Monday, January 18, 2016

Redpoll update...

What a lovely weekend that was, sunny cold and crisp, just the job after weeks of clarts* and rain.

A few walks around the homelands added another 10 species to the 2016 Patch List, mainly very common stuff like Greylag, Greenfinch, Reed Bunting and Yellowhammer, but also 2 Willow Tits fighting and buzzing around at Craster soon to be joined by an equally tricky patch bird, a Treecreeper. Rock Pipits and a Shag were in Craster Harbour too, so its slowly coming along.

I might have seen more, If I hadn't been tempted back down to Johns patch at Birling to see what our Redpoll looked like in the sunshine.

After a full week of debate that had the emotions churning, at last, young Jonathan Farooqi has caught a photo, capturing the bird's very essence. Forget the Garner Redpoll Code for just a moment and wallow in this image for me.... in particular image number 8 from the top.

Now take yourself back 30 years, if you were birding then, and just think what your reaction would have been if you had found this in a hedge with a load of brown birds. All of us, to a man, would have shouted ARCTIC REDPOLL! 

I posted my own redpoll CV in the last episode, so you know that I have watched a lot of Mealy Redpolls over the years, but have never known one in the wild or in captivity to show that amount of whiteness or, more importantly, feather bulk and posture ( fluff, to you and I). Martin Garner suggests using 'jizz' before going into the minutiae. This bird, as soon as it settles, puffs itself into a round cotton wool ball, Every time. Only when coming in to feed does it take on a different persona, becoming all tight feathers and slimmer, like a fat bloke breathing in on the beach.( Not a word from you lot either).

So, on Sunday we managed some good views of the redpoll in both of its forms, both slim and fluffed, but mainly at a bit of a distance. The scope gave good views though. At one point it was on the ground scuffling for seed where it could be compared to Lesser Redpoll and Linnet.  This flock also has probably 2 Mealies in there, and one bird it associated with in particular was a big brown Mealy.

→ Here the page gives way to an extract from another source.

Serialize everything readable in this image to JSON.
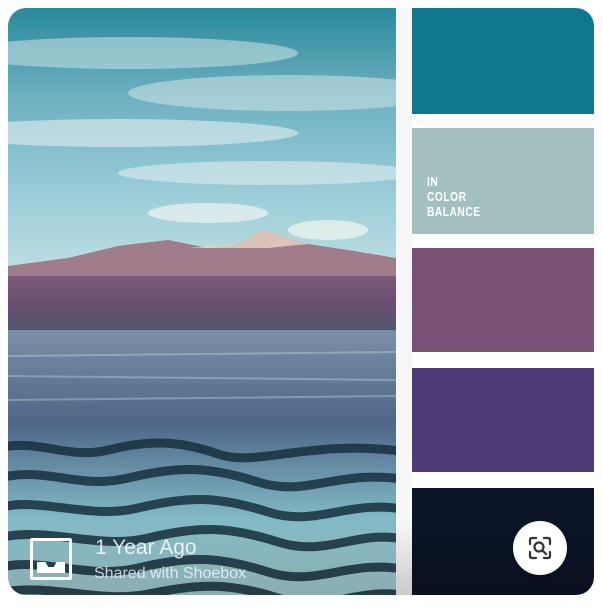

The bird still has a few problems that dont seem to fit with our current understanding of redpolls. That bill for instance gives it a Mealy look about it.  But I think thats the problem, we just dont know all there is. These birds are very difficult and may even merge in some areas though studies in Canada didn't think they interbred. Maybe Coues's Redpoll is more 'flexible' that we think....

*mud for those south of the Tyne....

Notes from yesterday done in the car after my fingers had thawed out, hence scribbled writing. Colour added later back home.

Good enough for the Handbook....



7 comments:

Gary (Vipers) said...

Hi Stewart. This bird didn't show today but I did pick out at least two that I would have said were Mealies. They were sticking mainly to the South West corner of the game crop field, so quite distant. I think the only rule for Redpolls is forget about the rules.

Steve Gale said...

ARCTIC!!! Also love the blog header Stewart!

kirsty franklin said...

Hi Stewart

is this location/bird easy to find

cheers Nick

Simon Douglas Thompson said...

As ever, great sketches!

Andrew Hodson said...

I'm so pleased that my one and only certain Arctic (over 40 years ago) was a fluffy snowball. It also helped with ID that I was standing next to the then BTO Head of Ringing.

Your two posts are very informative and helpful. Thank you.

Stewart said...

Gary - Unlucky Gary, its not been difficult when I've been....
Steve - Yes!
Nick - Easy location Nick, bird only a couple of hundred yards from the car at most. Email me if you need details....
Simon - Cheers
Andrew - I've only had 2 before this one, both those self found, and accepted, but not for 20 years.

abbey meadows said...

Nice find Stew and John. I'll have to look to see if there is a flock of Redpolls at the old tip. Great illustrations Stew.